What you need to do ->
Find all the lines in the material below with the word "xlabel", and copy them.

Dataset extract ->
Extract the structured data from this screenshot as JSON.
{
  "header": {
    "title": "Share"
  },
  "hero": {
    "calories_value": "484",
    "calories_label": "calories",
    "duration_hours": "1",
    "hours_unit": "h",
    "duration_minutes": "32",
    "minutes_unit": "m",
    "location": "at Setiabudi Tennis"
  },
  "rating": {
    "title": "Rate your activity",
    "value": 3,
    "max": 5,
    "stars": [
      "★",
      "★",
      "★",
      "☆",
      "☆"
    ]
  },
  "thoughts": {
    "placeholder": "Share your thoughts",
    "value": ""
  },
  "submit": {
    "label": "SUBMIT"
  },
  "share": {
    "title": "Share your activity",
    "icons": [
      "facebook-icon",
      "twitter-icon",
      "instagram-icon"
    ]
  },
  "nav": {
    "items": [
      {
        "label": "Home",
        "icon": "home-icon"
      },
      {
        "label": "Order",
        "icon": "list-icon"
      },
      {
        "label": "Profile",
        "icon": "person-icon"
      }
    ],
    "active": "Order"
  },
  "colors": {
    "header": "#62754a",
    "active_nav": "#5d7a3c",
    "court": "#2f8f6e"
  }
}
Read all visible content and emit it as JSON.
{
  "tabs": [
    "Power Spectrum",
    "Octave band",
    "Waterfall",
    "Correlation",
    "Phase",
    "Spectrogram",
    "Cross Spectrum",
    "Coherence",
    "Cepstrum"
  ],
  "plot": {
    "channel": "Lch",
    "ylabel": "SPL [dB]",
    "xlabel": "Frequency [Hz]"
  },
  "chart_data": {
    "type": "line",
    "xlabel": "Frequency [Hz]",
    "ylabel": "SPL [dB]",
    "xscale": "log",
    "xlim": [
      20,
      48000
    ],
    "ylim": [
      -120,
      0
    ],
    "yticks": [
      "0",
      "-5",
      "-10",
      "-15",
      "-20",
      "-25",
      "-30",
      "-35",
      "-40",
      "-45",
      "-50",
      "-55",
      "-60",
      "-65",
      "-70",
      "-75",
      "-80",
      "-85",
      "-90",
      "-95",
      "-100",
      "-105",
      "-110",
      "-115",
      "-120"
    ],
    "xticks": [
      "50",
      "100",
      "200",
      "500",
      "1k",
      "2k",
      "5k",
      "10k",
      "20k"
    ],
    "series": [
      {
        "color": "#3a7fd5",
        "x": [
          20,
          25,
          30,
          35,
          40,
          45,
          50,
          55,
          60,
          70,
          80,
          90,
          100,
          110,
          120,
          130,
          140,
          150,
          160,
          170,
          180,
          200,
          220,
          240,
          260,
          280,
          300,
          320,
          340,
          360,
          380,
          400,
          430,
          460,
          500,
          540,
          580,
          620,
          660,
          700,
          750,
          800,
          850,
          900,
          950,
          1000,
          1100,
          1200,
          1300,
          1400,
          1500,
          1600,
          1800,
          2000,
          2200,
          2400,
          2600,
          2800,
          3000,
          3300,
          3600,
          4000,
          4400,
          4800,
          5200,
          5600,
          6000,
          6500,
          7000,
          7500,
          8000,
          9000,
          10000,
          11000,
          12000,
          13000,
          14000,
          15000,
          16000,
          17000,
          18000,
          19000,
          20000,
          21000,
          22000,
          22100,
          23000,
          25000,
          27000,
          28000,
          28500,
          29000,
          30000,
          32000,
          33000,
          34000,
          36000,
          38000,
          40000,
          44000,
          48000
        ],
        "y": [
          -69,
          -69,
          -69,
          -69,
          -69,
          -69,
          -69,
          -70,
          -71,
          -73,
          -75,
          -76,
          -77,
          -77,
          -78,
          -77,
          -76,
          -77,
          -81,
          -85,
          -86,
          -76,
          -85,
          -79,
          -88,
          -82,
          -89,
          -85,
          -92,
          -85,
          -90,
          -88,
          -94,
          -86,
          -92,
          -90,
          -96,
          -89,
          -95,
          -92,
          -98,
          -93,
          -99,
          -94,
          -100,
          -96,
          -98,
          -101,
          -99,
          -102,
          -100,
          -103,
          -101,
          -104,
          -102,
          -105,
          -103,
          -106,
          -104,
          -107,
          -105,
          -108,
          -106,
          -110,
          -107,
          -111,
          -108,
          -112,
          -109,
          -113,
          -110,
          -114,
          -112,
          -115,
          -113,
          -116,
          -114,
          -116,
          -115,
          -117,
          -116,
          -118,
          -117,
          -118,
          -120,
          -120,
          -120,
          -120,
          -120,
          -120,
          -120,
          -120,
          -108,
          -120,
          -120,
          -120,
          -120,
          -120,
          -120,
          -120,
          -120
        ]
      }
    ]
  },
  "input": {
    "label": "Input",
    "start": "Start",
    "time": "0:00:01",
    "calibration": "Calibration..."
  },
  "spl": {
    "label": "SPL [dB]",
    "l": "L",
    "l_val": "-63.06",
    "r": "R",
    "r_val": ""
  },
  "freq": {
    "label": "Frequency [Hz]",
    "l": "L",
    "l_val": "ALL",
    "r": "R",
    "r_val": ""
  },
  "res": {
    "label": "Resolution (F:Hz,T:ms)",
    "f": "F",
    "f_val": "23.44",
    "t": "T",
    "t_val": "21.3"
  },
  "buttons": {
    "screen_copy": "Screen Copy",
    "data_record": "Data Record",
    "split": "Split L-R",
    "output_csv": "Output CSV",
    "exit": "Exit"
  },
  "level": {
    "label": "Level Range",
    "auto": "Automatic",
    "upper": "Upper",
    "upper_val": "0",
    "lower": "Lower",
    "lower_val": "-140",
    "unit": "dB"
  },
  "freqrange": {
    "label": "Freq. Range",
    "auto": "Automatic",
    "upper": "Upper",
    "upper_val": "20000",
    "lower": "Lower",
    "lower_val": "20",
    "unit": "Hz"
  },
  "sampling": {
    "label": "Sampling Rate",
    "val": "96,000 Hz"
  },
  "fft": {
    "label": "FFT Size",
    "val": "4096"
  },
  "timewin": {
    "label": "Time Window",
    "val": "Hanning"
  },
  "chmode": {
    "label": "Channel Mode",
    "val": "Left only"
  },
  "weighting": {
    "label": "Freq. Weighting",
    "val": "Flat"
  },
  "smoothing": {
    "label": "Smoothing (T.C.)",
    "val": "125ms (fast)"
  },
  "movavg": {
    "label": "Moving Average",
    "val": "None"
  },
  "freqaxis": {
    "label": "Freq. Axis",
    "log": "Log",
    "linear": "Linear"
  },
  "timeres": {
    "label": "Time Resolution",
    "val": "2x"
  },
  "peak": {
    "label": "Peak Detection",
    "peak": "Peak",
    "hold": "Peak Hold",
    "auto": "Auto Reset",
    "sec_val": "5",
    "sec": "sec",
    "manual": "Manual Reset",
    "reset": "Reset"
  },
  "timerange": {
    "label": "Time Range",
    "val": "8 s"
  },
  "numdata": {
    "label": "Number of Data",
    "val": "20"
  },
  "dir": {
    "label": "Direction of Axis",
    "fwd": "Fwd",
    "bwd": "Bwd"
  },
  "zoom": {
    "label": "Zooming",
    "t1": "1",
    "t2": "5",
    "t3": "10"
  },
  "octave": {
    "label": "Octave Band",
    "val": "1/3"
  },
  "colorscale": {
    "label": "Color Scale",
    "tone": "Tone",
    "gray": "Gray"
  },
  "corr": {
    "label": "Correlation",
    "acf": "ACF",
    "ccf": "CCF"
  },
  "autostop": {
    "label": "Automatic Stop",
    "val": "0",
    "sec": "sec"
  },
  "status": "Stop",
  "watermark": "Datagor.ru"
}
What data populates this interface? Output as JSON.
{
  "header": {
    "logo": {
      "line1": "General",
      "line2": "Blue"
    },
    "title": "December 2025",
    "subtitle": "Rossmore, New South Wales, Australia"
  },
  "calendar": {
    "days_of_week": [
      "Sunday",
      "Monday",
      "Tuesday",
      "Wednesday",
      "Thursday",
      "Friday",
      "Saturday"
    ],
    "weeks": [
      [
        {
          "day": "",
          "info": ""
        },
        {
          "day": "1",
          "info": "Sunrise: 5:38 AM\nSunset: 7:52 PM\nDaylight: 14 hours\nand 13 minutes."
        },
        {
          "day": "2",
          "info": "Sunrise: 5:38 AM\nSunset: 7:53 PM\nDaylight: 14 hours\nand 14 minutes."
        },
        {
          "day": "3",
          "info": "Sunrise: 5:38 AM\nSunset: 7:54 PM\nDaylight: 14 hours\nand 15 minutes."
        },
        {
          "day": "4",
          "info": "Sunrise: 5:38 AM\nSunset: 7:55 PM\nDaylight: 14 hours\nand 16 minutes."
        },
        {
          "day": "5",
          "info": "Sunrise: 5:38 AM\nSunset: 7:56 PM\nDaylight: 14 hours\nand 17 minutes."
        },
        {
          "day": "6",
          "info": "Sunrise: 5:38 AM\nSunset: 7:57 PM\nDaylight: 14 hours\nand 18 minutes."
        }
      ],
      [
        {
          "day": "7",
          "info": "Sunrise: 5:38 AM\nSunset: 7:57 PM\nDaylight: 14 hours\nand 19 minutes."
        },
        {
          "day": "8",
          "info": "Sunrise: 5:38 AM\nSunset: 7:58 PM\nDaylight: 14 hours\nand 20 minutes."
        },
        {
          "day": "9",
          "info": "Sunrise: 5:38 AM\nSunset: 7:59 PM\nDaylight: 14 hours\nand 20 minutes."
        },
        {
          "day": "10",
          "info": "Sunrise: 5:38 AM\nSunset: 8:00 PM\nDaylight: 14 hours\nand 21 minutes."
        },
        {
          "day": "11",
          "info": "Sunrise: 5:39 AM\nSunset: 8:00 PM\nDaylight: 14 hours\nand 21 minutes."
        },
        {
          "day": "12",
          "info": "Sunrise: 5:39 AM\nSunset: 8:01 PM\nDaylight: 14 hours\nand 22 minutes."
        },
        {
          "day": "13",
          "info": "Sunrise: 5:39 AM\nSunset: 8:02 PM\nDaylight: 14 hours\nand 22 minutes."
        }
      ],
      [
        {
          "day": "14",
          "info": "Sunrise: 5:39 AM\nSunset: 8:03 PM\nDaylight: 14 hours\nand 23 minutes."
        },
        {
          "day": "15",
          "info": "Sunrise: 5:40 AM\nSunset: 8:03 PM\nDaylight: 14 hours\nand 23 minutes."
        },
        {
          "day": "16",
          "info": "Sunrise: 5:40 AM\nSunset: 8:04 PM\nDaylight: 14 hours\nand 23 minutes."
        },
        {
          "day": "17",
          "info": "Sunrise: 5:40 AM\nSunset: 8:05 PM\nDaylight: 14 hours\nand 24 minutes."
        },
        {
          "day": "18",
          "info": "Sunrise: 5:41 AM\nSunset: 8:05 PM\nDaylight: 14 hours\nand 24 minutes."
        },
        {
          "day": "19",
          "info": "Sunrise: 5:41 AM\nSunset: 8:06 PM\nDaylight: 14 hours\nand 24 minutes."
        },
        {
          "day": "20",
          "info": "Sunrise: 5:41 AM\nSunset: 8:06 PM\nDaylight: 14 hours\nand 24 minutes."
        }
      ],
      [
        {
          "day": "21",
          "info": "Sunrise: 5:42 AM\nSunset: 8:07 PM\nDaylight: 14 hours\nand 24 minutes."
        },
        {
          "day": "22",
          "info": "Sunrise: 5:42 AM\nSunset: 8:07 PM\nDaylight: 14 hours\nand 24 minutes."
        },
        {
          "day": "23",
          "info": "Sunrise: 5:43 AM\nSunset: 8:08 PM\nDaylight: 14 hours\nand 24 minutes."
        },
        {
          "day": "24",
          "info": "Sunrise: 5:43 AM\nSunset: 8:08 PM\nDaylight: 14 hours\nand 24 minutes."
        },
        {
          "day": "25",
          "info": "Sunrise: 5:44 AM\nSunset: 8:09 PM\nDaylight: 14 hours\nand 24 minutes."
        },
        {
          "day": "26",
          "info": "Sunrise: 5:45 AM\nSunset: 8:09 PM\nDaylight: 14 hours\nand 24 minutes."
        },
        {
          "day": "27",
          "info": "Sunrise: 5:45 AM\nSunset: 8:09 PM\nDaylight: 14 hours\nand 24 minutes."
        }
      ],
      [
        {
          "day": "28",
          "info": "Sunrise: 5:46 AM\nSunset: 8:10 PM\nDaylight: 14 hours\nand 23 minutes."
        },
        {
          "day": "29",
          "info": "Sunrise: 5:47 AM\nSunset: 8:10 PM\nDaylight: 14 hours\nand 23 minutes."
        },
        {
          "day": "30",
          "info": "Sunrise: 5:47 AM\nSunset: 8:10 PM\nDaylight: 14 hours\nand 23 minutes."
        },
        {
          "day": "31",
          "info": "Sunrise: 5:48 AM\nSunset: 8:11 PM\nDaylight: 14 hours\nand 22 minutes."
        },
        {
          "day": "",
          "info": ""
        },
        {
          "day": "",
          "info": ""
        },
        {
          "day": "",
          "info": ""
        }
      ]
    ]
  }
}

Your solution ->
    "xlabel": "Frequency [Hz]"
    "xlabel": "Frequency [Hz]",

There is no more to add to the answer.